/---

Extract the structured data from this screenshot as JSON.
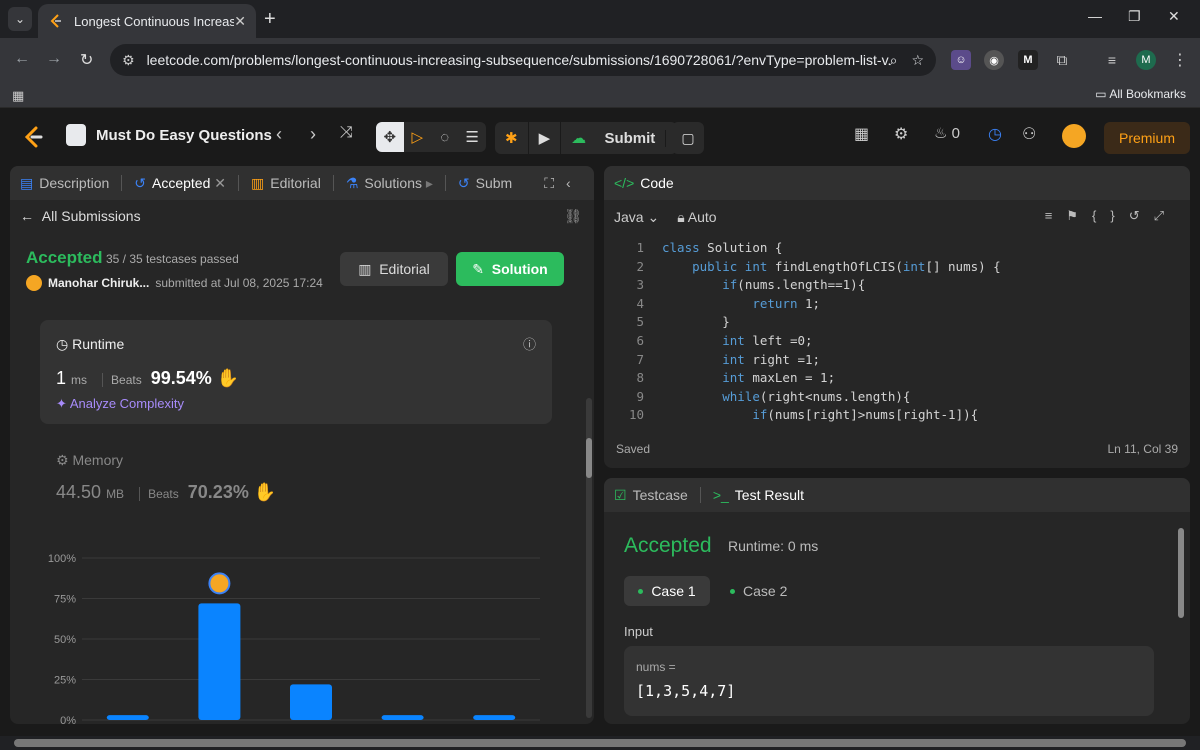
{
  "browser": {
    "tab_title": "Longest Continuous Increasing",
    "url": "leetcode.com/problems/longest-continuous-increasing-subsequence/submissions/1690728061/?envType=problem-list-v...",
    "bookmarks_label": "All Bookmarks",
    "profile_initial": "M"
  },
  "header": {
    "list_name": "Must Do Easy Questions",
    "submit_label": "Submit",
    "streak": "0",
    "premium_label": "Premium"
  },
  "left_panel": {
    "tabs": [
      "Description",
      "Accepted",
      "Editorial",
      "Solutions",
      "Subm"
    ],
    "back_label": "All Submissions",
    "status": "Accepted",
    "testcases": "35 / 35 testcases passed",
    "author": "Manohar Chiruk...",
    "submitted": "submitted at Jul 08, 2025 17:24",
    "editorial_btn": "Editorial",
    "solution_btn": "Solution",
    "runtime": {
      "title": "Runtime",
      "value": "1",
      "unit": "ms",
      "beats_label": "Beats",
      "beats_pct": "99.54%",
      "analyze": "Analyze Complexity"
    },
    "memory": {
      "title": "Memory",
      "value": "44.50",
      "unit": "MB",
      "beats_label": "Beats",
      "beats_pct": "70.23%"
    }
  },
  "chart_data": {
    "type": "bar",
    "categories": [
      "",
      "",
      "",
      "",
      ""
    ],
    "values": [
      3,
      72,
      22,
      3,
      3
    ],
    "ytick_labels": [
      "100%",
      "75%",
      "50%",
      "25%",
      "0%"
    ],
    "ylim": [
      0,
      100
    ],
    "highlight_index": 1,
    "bar_color": "#0a84ff"
  },
  "code_panel": {
    "title": "Code",
    "language": "Java",
    "mode": "Auto",
    "lines": [
      "class Solution {",
      "    public int findLengthOfLCIS(int[] nums) {",
      "        if(nums.length==1){",
      "            return 1;",
      "        }",
      "        int left =0;",
      "        int right =1;",
      "        int maxLen = 1;",
      "        while(right<nums.length){",
      "            if(nums[right]>nums[right-1]){"
    ],
    "status": "Saved",
    "cursor": "Ln 11, Col 39"
  },
  "test_panel": {
    "tab_testcase": "Testcase",
    "tab_result": "Test Result",
    "status": "Accepted",
    "runtime": "Runtime: 0 ms",
    "case1": "Case 1",
    "case2": "Case 2",
    "input_label": "Input",
    "var_name": "nums =",
    "var_value": "[1,3,5,4,7]"
  },
  "colors": {
    "accent_green": "#2cbb5d",
    "premium": "#ffa116",
    "bar": "#0a84ff"
  }
}
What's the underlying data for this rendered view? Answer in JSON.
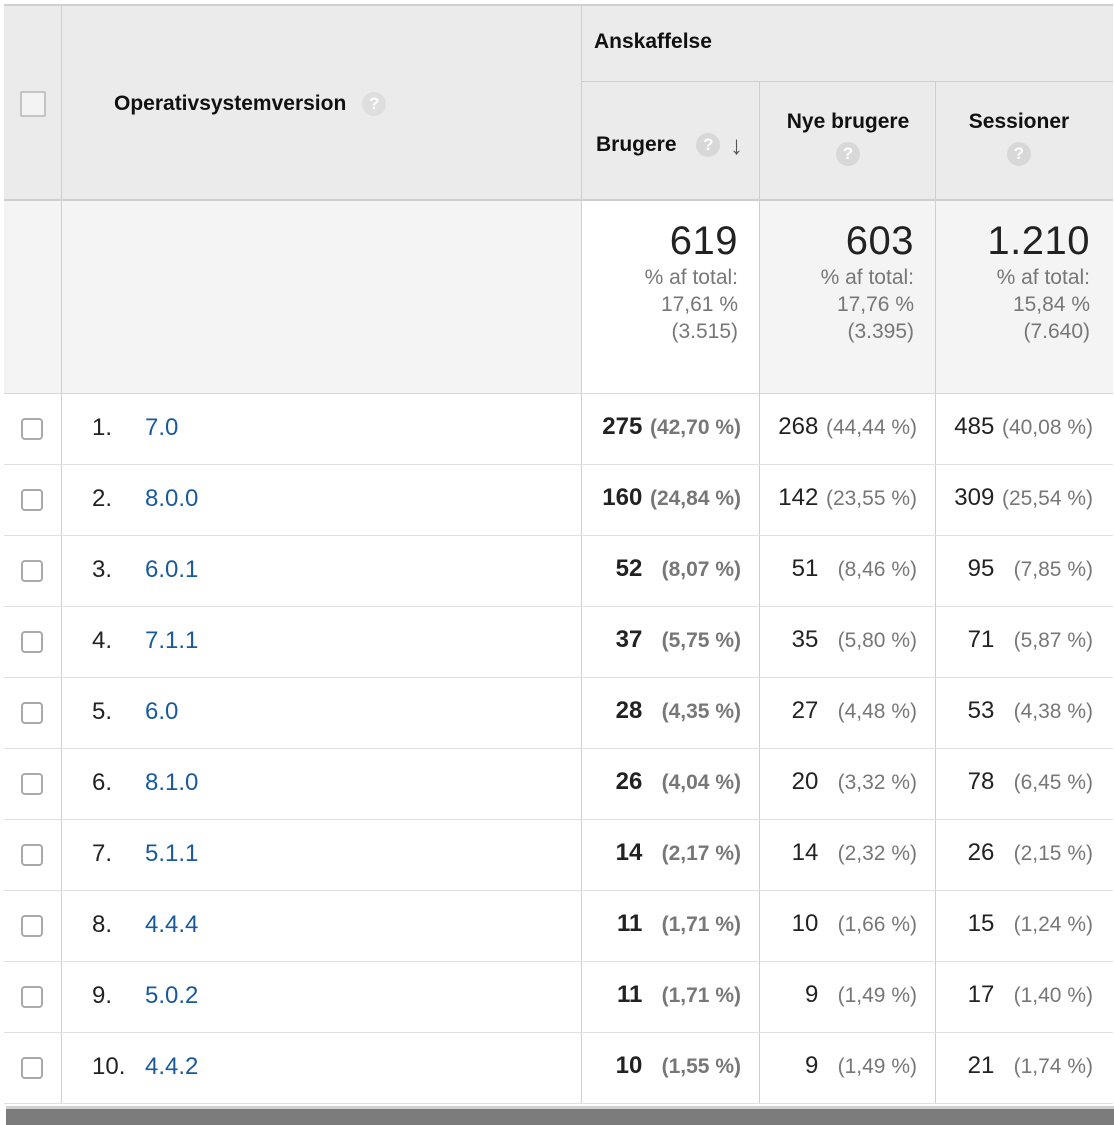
{
  "header": {
    "dimension_label": "Operativsystemversion",
    "group_label": "Anskaffelse",
    "col_users": "Brugere",
    "col_new_users": "Nye brugere",
    "col_sessions": "Sessioner",
    "help_glyph": "?",
    "sort_glyph": "↓"
  },
  "totals": {
    "users": {
      "value": "619",
      "pct_label": "% af total:",
      "pct": "17,61 %",
      "total": "(3.515)"
    },
    "new_users": {
      "value": "603",
      "pct_label": "% af total:",
      "pct": "17,76 %",
      "total": "(3.395)"
    },
    "sessions": {
      "value": "1.210",
      "pct_label": "% af total:",
      "pct": "15,84 %",
      "total": "(7.640)"
    }
  },
  "rows": [
    {
      "rank": "1.",
      "version": "7.0",
      "users": "275",
      "users_pct": "(42,70 %)",
      "new_users": "268",
      "new_users_pct": "(44,44 %)",
      "sessions": "485",
      "sessions_pct": "(40,08 %)"
    },
    {
      "rank": "2.",
      "version": "8.0.0",
      "users": "160",
      "users_pct": "(24,84 %)",
      "new_users": "142",
      "new_users_pct": "(23,55 %)",
      "sessions": "309",
      "sessions_pct": "(25,54 %)"
    },
    {
      "rank": "3.",
      "version": "6.0.1",
      "users": "52",
      "users_pct": "(8,07 %)",
      "new_users": "51",
      "new_users_pct": "(8,46 %)",
      "sessions": "95",
      "sessions_pct": "(7,85 %)"
    },
    {
      "rank": "4.",
      "version": "7.1.1",
      "users": "37",
      "users_pct": "(5,75 %)",
      "new_users": "35",
      "new_users_pct": "(5,80 %)",
      "sessions": "71",
      "sessions_pct": "(5,87 %)"
    },
    {
      "rank": "5.",
      "version": "6.0",
      "users": "28",
      "users_pct": "(4,35 %)",
      "new_users": "27",
      "new_users_pct": "(4,48 %)",
      "sessions": "53",
      "sessions_pct": "(4,38 %)"
    },
    {
      "rank": "6.",
      "version": "8.1.0",
      "users": "26",
      "users_pct": "(4,04 %)",
      "new_users": "20",
      "new_users_pct": "(3,32 %)",
      "sessions": "78",
      "sessions_pct": "(6,45 %)"
    },
    {
      "rank": "7.",
      "version": "5.1.1",
      "users": "14",
      "users_pct": "(2,17 %)",
      "new_users": "14",
      "new_users_pct": "(2,32 %)",
      "sessions": "26",
      "sessions_pct": "(2,15 %)"
    },
    {
      "rank": "8.",
      "version": "4.4.4",
      "users": "11",
      "users_pct": "(1,71 %)",
      "new_users": "10",
      "new_users_pct": "(1,66 %)",
      "sessions": "15",
      "sessions_pct": "(1,24 %)"
    },
    {
      "rank": "9.",
      "version": "5.0.2",
      "users": "11",
      "users_pct": "(1,71 %)",
      "new_users": "9",
      "new_users_pct": "(1,49 %)",
      "sessions": "17",
      "sessions_pct": "(1,40 %)"
    },
    {
      "rank": "10.",
      "version": "4.4.2",
      "users": "10",
      "users_pct": "(1,55 %)",
      "new_users": "9",
      "new_users_pct": "(1,49 %)",
      "sessions": "21",
      "sessions_pct": "(1,74 %)"
    }
  ]
}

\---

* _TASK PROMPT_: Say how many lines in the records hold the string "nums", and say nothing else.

* _RESPONSE_: 5